As a corollary, he argues investors can do better than the market, with a “maximum diversification strategy” which he says is the best way to produce excess returns. And that strategy, or at least the methodology behind the investment process, has resulted in the firm receiving patents in Australia, Japan and the U.S.
To illustrate his central point, Roehri displays a graph of the S&P 500 index showing which sectors have dominated (in terms of market weight) over the past 55 years. Technology is now the dominant sector; a decade earlier it was the financials; at the turn of the new millennium it was technology, media and telecom; 35 years back it was the energy producers; and 45 years ago it was autos.
“The benchmark indexes tend to be poorly diversified,” he said, noting when stocks become “expensive,” their weight in the index increases, meaning investors are required to buy more. (When stocks are cheap, the opposite situation prevails.) “If you buy the benchmark, you are betting on (continued) concentration.”
TOBAM, which is home to “lots of maths guys,” has developed its own measure of diversification, the diversification ratio, the measure for which it received patents.

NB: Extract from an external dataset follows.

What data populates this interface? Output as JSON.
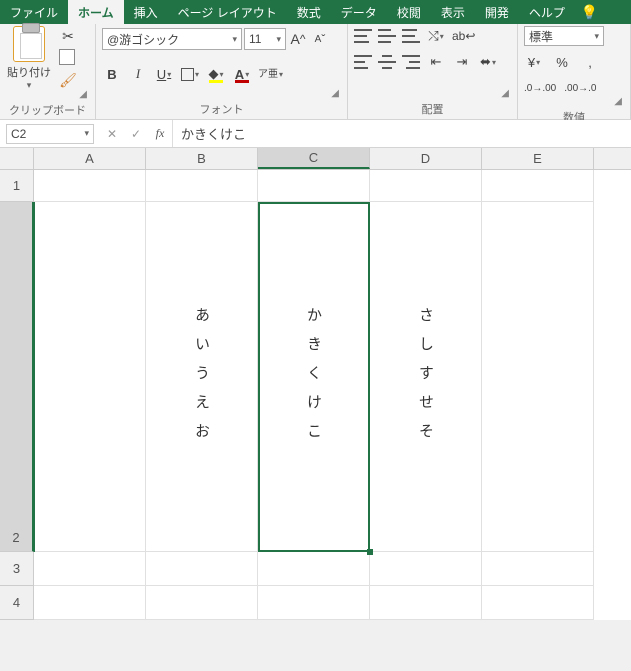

In simple terms, diversification is achieved when the risk of the combination of the stocks in a portfolio is less than the combination of the risks of the stocks in the portfolio. (The idea is to add stocks to the portfolio provided that diversification is increased.) The diversification ratio results from dividing the combination of the risks by the risk of the combination.
The result of all the math is what Roehri calls is an “agnostic portfolio,” one, he said that’s free of bias and made without forecasts or bets. (The portfolio is re-balanced each quarter.)

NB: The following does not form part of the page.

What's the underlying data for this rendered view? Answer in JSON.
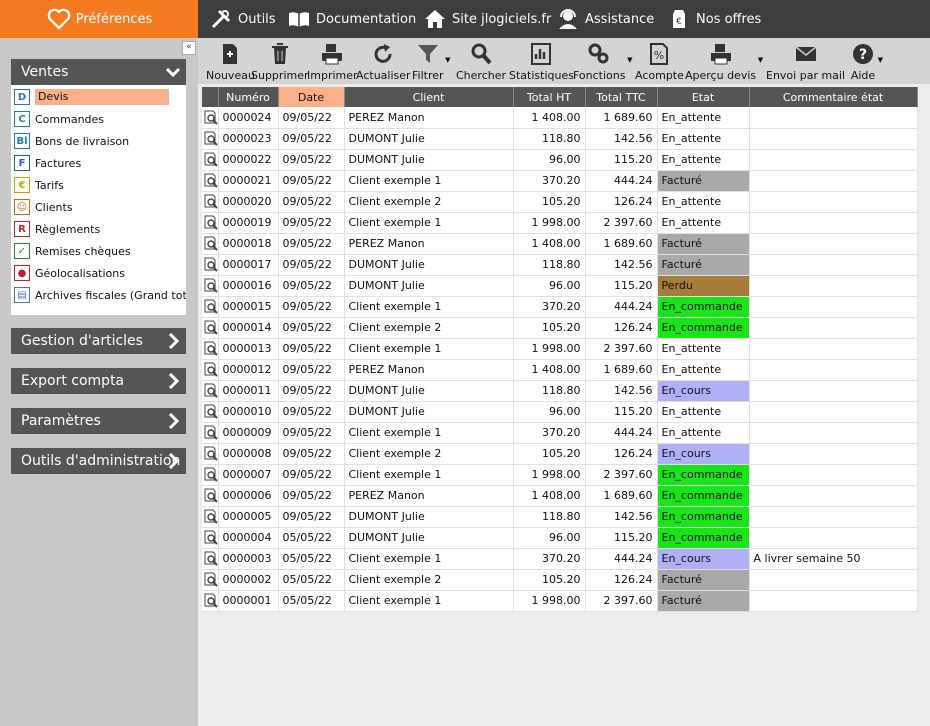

But caps and minimum weights are placed on the number of stocks in the portfolio: for the U.S. product the maximum weight is 1.50 per cent; for the Canadian product the cap is three per cent.
On a back-tested basis, Roehri said TOBAM’s approach, across a number of markets, generates an excess return of one per cent — three percent — and a reduction in volatility of 15-20 per cent — relative to the benchmark. (A cynic would say that there’s never been a bad back-test.)
He adds maximum diversification differs from a so-called “smart beta” strategy and a low volatility strategy. “We are a little bit of everything,” adding TOBAM should be a “core portfolio” for investors.
Roehri is in Canada as part of a marketing effort to attract retail investors. Last year TOBAM and Mackenzie Investment Partners signed a deal where a series of ETFs based on the former’s Maximum Diversification Index Series would be launched. Those efforts have resulted in about $150 million of assets.
That partnership was established after TOBAM secured mandates (totaling US$1.5 billion) from a number of Canadian institutions.
“We created a company in 2005 around a concept. Institutional investors are the best investors to buy a concept. And there are a lot of large sophisticated institutional investors in Canada,” he said.